My grandmother used to say that her favourite things – were things that looked as if they were dug up, and I think I took that into my bones somehow because a lot of my work looks as if it were dug up.”
That ‘dug-up’ look translates in many ways into Lissa’s art, “I have a very limited colour palette,” she says, “I’ve come to understand. I don’t do pink. I don’t know if that’s my grandmother, but I tend to stay within a minimal range. Again, not by choice per se, but because that’s what comes out.”
Don’t plan too much.
Lisa has sage advice for aspiring artists, “Don’t plan too much,” she says, “There’s always this sense that if I do this, and that and that, then I’m going to be that person, and that’s going to happen. Literally, all of the biggest things in my life have happened: how I met my husband and how I got my first gallery in Santa Fe, New Mexico, by accident. By chance. I was out there ready for them to happen to me and be able to take advantage, but I could never have planned for what had happened. Stay involved and be ready. But don’t get too concerned about going to a workshop about what you’re supposed to do and when. Just be open. Keep doing good work. Be nice to people.”
About the artist
Lissa Hunter was born in the middle of the 20th century, in the middle of the country, in a middle-class family. Her mother was an artistic, hardworking woman with a strong sense of humour and an ability to organise anything and anyone. Her father was charming and eclectic in his interests, from restoring antique cars to performing magic professionally. She was a secretary, and he was a salesman.

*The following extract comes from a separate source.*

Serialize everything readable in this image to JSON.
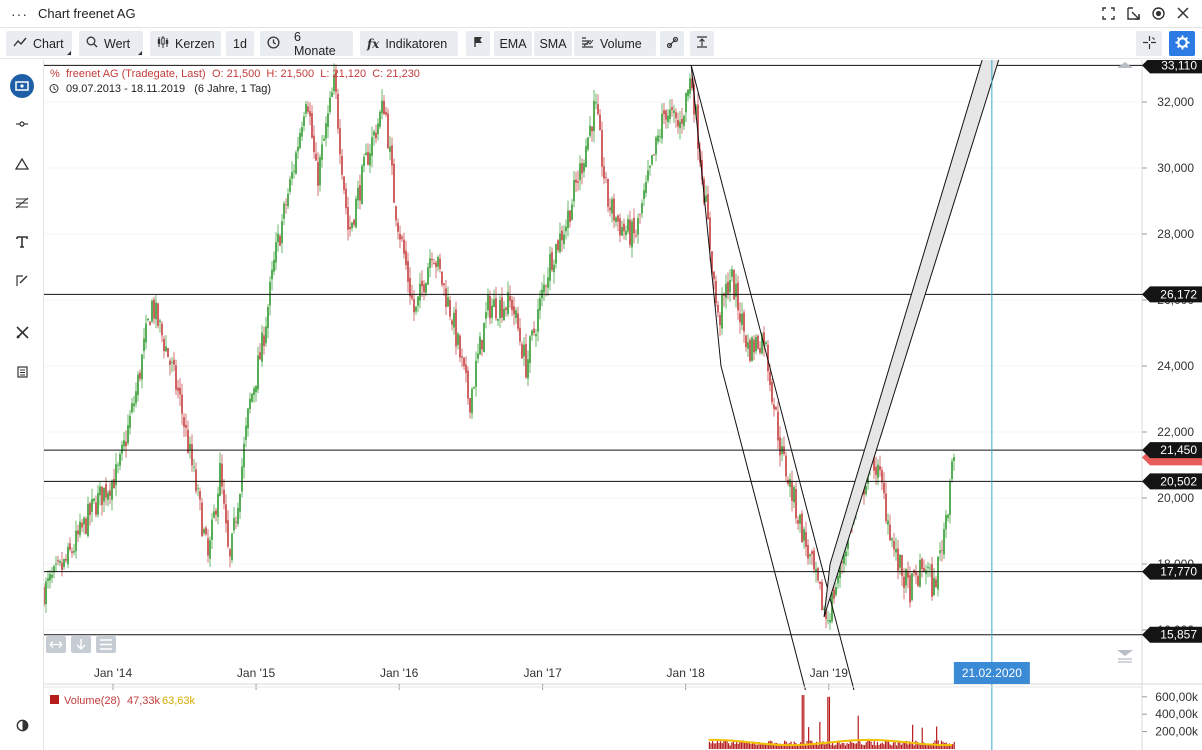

At Indiana University, Lissa earned a BA in painting and an MFA in fibres.
After teaching art at a college in Pennsylvania for eight years, Lissa left a tenured position to give her full attention to making art, just as the contemporary craft movement was coming into its own. Maine was her destination and has been Lissa’s home ever since. Choosing to work both two- and three-dimensionally from the beginning has allowed her to explore numerous materials and techniques and to push her ideas in many directions.
Materials and techniques continue to fascinate Lissa, and the ideas keep on coming.
Lissa is proud to say that her work is in the Renwick Gallery of the Smithsonian Institution, the Museum of Arts and Design (New York), the Museum of Fine Arts (Boston), Racine Art Museum (Wisconsin), as well as other museum and private collections. Teaching, curating, and writing about contemporary basketry, design and creativity have been an important part of her career and continue to give her great pleasure.